Go look up the Nazi Glossary on Wikipedia if you don’t believe me on this. You can find this phrase in there. It’s described as something engraved on some daggers, and that’s it.

UnHerd Reader
UnHerd Reader
28 days ago

Katya Hoyer knows very well it was not a meeting of neo-Nazi activists, it was a meeting at which 2 or maybe 3 known neo-Nazis were present, as were some CDU members, among many others, so why is she repeating this nonsense?
The AfD is about as far right as Mrs. Thatcher was back in the 80s, but for left-liberal influenced Germans, the fact that so many of their fellow citizens actually want to democratically elect them to local, state and federal assemblies and parliaments, as well as the European Parliament, is enough to traumatise them. Demonise them, repeat nonsense about them, and put their leaders on trial is about as much as the mainstream can do.
David Eades

UnHerd Reader
UnHerd Reader
28 days ago

I wonder if they could have found an even more unflattering photo for this article?

Martin Specht
Martin Specht
28 days ago

My hypothesis: People vote for AFD not because of Björn Höcke but despite him.
There is no other party in Germany (apart from Sarah Wagenknechts recently founded leftwing BSW) that is or was critical of Covid Lockdowns and mask and vaccine mandates, aks for peaceful solution of the Ukraine war, is openly critical of Energiewende based on solar and wind and its visibily damaging consequences for the German industry, openly questions the imperative of gendering, really cares about the region in the former DDR, questions European overreach, the list goes on and on. After Merkel and the multilpe crisis of migrants, climate, Covid and Ukraine the mainstream in politics, media, elites has shrinked to a very narrow worldview.
There is a very much underrated fraction of voters from all kind of colours that don’t vote anymore or vote AFD. The AFD on the other hand should not confuse high ratings with approval of its nationalist core which most certainly is supported by only very few.
Especially in the East people are socialised in a way to not trust mainstream media- for them media always were and still are vehicles of propaganda. Therefore the mainstream media fear mongering and its narrowing down of AFD to its ugly part Katja mentions will not reach many East Germans – they live outside this bubble and just dont read or watch them anyway.

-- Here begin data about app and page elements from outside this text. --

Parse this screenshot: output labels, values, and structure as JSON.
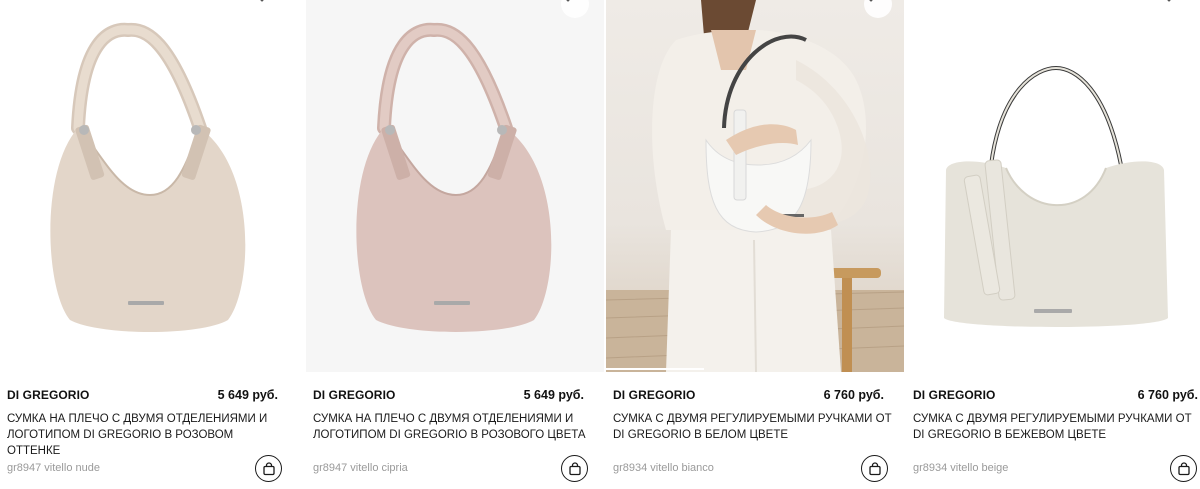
{
  "products": [
    {
      "brand": "DI GREGORIO",
      "price": "5 649 руб.",
      "title": "СУМКА НА ПЛЕЧО С ДВУМЯ ОТДЕЛЕНИЯМИ И ЛОГОТИПОМ DI GREGORIO В РОЗОВОМ ОТТЕНКЕ",
      "sku": "gr8947 vitello nude",
      "bag_color": "#e2d5c8"
    },
    {
      "brand": "DI GREGORIO",
      "price": "5 649 руб.",
      "title": "СУМКА НА ПЛЕЧО С ДВУМЯ ОТДЕЛЕНИЯМИ И ЛОГОТИПОМ DI GREGORIO В РОЗОВОГО ЦВЕТА",
      "sku": "gr8947 vitello cipria",
      "bag_color": "#dcc3bd"
    },
    {
      "brand": "DI GREGORIO",
      "price": "6 760 руб.",
      "title": "СУМКА С ДВУМЯ РЕГУЛИРУЕМЫМИ РУЧКАМИ ОТ DI GREGORIO В БЕЛОМ ЦВЕТЕ",
      "sku": "gr8934 vitello bianco",
      "bag_color": "#f7f7f5"
    },
    {
      "brand": "DI GREGORIO",
      "price": "6 760 руб.",
      "title": "СУМКА С ДВУМЯ РЕГУЛИРУЕМЫМИ РУЧКАМИ ОТ DI GREGORIO В БЕЖЕВОМ ЦВЕТЕ",
      "sku": "gr8934 vitello beige",
      "bag_color": "#e6e3da"
    }
  ],
  "icons": {
    "favorite": "heart-icon",
    "cart": "shopping-bag-icon"
  }
}
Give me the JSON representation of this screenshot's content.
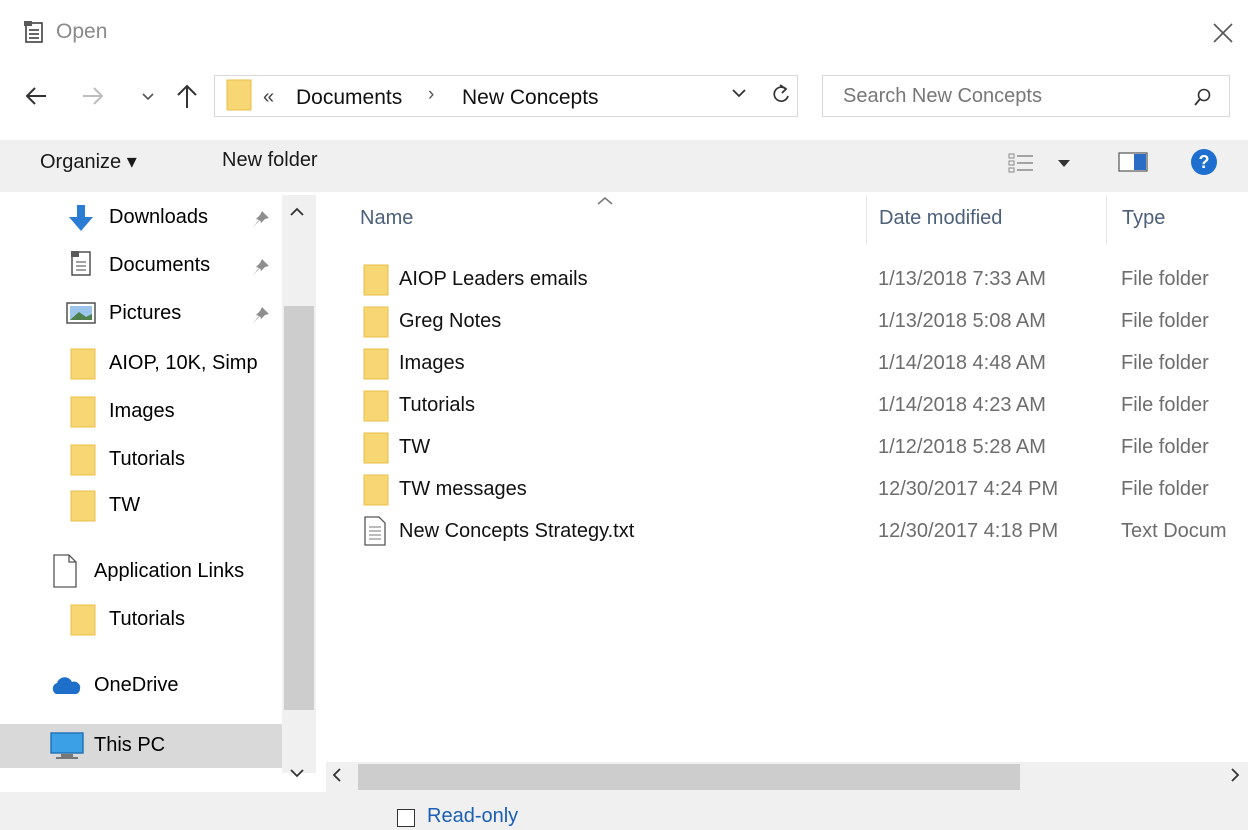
{
  "window": {
    "title": "Open"
  },
  "address": {
    "chevron": "«",
    "segments": [
      "Documents",
      "New Concepts"
    ],
    "separator": "›"
  },
  "search": {
    "placeholder": "Search New Concepts"
  },
  "toolbar": {
    "organize_label": "Organize ▾",
    "new_folder_label": "New folder"
  },
  "sidebar": {
    "items": [
      {
        "label": "Downloads",
        "icon": "download-arrow-icon",
        "pinned": true
      },
      {
        "label": "Documents",
        "icon": "documents-icon",
        "pinned": true
      },
      {
        "label": "Pictures",
        "icon": "pictures-icon",
        "pinned": true
      },
      {
        "label": "AIOP, 10K, Simp",
        "icon": "folder-icon",
        "pinned": false
      },
      {
        "label": "Images",
        "icon": "folder-icon",
        "pinned": false
      },
      {
        "label": "Tutorials",
        "icon": "folder-icon",
        "pinned": false
      },
      {
        "label": "TW",
        "icon": "folder-icon",
        "pinned": false
      },
      {
        "label": "Application Links",
        "icon": "blank-page-icon",
        "pinned": false
      },
      {
        "label": "Tutorials",
        "icon": "folder-icon",
        "pinned": false
      },
      {
        "label": "OneDrive",
        "icon": "onedrive-cloud-icon",
        "pinned": false
      },
      {
        "label": "This PC",
        "icon": "this-pc-monitor-icon",
        "pinned": false,
        "selected": true
      }
    ]
  },
  "columns": {
    "name": "Name",
    "date": "Date modified",
    "type": "Type"
  },
  "files": [
    {
      "name": "AIOP Leaders emails",
      "date": "1/13/2018 7:33 AM",
      "type": "File folder",
      "kind": "folder"
    },
    {
      "name": "Greg Notes",
      "date": "1/13/2018 5:08 AM",
      "type": "File folder",
      "kind": "folder"
    },
    {
      "name": "Images",
      "date": "1/14/2018 4:48 AM",
      "type": "File folder",
      "kind": "folder"
    },
    {
      "name": "Tutorials",
      "date": "1/14/2018 4:23 AM",
      "type": "File folder",
      "kind": "folder"
    },
    {
      "name": "TW",
      "date": "1/12/2018 5:28 AM",
      "type": "File folder",
      "kind": "folder"
    },
    {
      "name": "TW messages",
      "date": "12/30/2017 4:24 PM",
      "type": "File folder",
      "kind": "folder"
    },
    {
      "name": "New Concepts Strategy.txt",
      "date": "12/30/2017 4:18 PM",
      "type": "Text Docum",
      "kind": "text"
    }
  ],
  "readonly": {
    "label": "Read-only",
    "checked": false
  },
  "colors": {
    "folder": "#f7d774",
    "folder_dark": "#e8be4a",
    "accent": "#1a5fb4",
    "help": "#1f6fd1",
    "selection": "#d9d9d9"
  }
}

Bob Ewald
Bob Ewald
28 days ago

It seems that Germany has a similar problem to what the US is experiencing albeit with different circumstances. Ossified parties aka elitists, who are disconnected from fundamental values & lacking in true leadership qualities, vilify and dismiss the concerns of large groups of citizens. Unfortunately for Germany, the backlash comes from a party whose leader apparently sees aspects of Nazism as the answer.

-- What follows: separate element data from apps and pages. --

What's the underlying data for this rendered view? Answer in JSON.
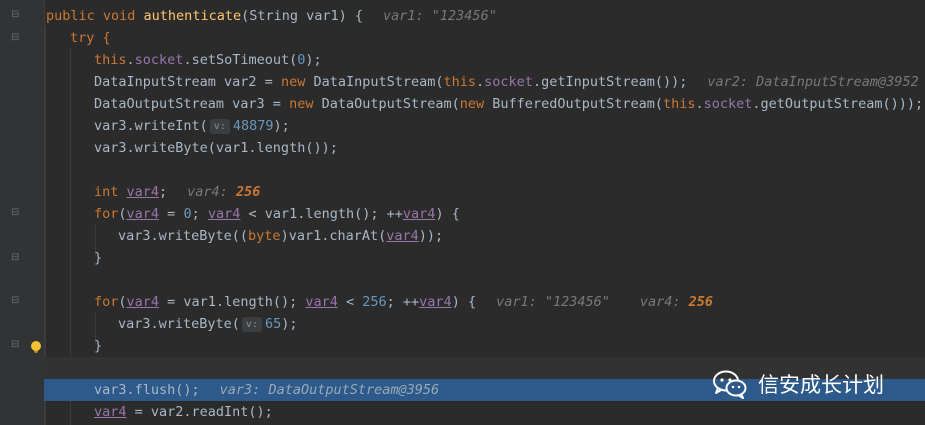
{
  "editor": {
    "lines": [
      {
        "kind": "sig",
        "method": "authenticate",
        "params": "String var1",
        "hint": "var1: \"123456\""
      },
      {
        "kind": "plain",
        "text": "try {"
      },
      {
        "kind": "plain",
        "text": "this.socket.setSoTimeout(0);"
      },
      {
        "kind": "plain",
        "text": "DataInputStream var2 = new DataInputStream(this.socket.getInputStream());",
        "hint": "var2: DataInputStream@3952"
      },
      {
        "kind": "plain",
        "text": "DataOutputStream var3 = new DataOutputStream(new BufferedOutputStream(this.socket.getOutputStream()));"
      },
      {
        "kind": "plain",
        "text": "var3.writeInt(",
        "inlay": "v:",
        "after": "48879);"
      },
      {
        "kind": "plain",
        "text": "var3.writeByte(var1.length());"
      },
      {
        "kind": "plain",
        "text": ""
      },
      {
        "kind": "plain",
        "text": "int var4;",
        "hint": "var4: 256"
      },
      {
        "kind": "plain",
        "text": "for(var4 = 0; var4 < var1.length(); ++var4) {"
      },
      {
        "kind": "plain",
        "text": "var3.writeByte((byte)var1.charAt(var4));"
      },
      {
        "kind": "plain",
        "text": "}"
      },
      {
        "kind": "plain",
        "text": ""
      },
      {
        "kind": "plain",
        "text": "for(var4 = var1.length(); var4 < 256; ++var4) {",
        "hint": "var1: \"123456\"",
        "hint2": "var4: 256"
      },
      {
        "kind": "plain",
        "text": "var3.writeByte(",
        "inlay": "v:",
        "after": "65);"
      },
      {
        "kind": "plain",
        "text": "}"
      },
      {
        "kind": "plain",
        "text": ""
      },
      {
        "kind": "plain",
        "text": "var3.flush();",
        "hint": "var3: DataOutputStream@3956"
      },
      {
        "kind": "plain",
        "text": "var4 = var2.readInt();"
      }
    ]
  },
  "watermark": {
    "text": "信安成长计划"
  },
  "colors": {
    "background": "#2b2b2b",
    "keyword": "#cc7832",
    "method": "#ffc66d",
    "field": "#9876aa",
    "number": "#6897bb",
    "execution_line": "#2d5a8a"
  }
}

William Brand
William Brand
27 days ago

Any Jews who have moved to Germany should leave. The Black and Moslem immigrants who have invaded Germany should remember the fate of German Jews. They are the current target of AFD. Islamic behavior in Germany has been the main reason for AFD rise. The rule of the Antichrist is predicted in the next few years. It is likely that The AFD will bring back the swastika during the 7 years of Satanic rule.

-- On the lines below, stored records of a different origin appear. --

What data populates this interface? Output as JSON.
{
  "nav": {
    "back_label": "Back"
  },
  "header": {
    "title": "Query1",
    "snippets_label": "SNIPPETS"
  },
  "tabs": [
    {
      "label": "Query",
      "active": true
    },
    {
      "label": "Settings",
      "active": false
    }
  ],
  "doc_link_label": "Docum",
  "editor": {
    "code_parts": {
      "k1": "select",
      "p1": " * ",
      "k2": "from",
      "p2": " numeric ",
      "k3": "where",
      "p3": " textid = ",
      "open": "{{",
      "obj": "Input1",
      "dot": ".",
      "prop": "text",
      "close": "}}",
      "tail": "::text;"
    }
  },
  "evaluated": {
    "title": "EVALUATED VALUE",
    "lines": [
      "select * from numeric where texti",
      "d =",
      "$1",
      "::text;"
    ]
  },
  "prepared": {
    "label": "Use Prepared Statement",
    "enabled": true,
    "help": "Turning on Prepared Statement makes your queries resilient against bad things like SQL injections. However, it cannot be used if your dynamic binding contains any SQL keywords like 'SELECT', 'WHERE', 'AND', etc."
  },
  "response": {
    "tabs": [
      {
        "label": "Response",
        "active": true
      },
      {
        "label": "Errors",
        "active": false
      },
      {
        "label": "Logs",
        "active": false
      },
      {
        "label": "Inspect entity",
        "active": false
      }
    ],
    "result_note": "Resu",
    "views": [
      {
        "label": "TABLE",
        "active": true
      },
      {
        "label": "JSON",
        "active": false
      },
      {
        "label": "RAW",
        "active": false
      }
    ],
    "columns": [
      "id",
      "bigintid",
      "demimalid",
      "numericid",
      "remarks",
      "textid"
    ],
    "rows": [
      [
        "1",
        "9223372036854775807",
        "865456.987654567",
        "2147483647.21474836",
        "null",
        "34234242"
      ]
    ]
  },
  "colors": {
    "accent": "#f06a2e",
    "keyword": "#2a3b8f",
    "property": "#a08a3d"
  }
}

Dr E C
Dr E C
27 days ago

‚Alles für Deutschland‘ isn’t ok but ‘Death to Israel (or the USA)’ or ‘Gas the Jews’ or ‘Yemen, Yemen, make us proud’ are? I wish more politicians would listen to what (especially) young Muslims are openly saying about their host countries & start to take it seriously. It’s seriously patronising not to think they mean it. Why shouldn’t Germans in Germany love their country and want the removal of people who openly revile them? Crime stats alone vindicate them. Look at Sweden. It now has the highest number of shootings in Europe and the highest number of rapes outside sub-Saharan Africa. Great job Swedish politicians! Way to go protecting your citizens.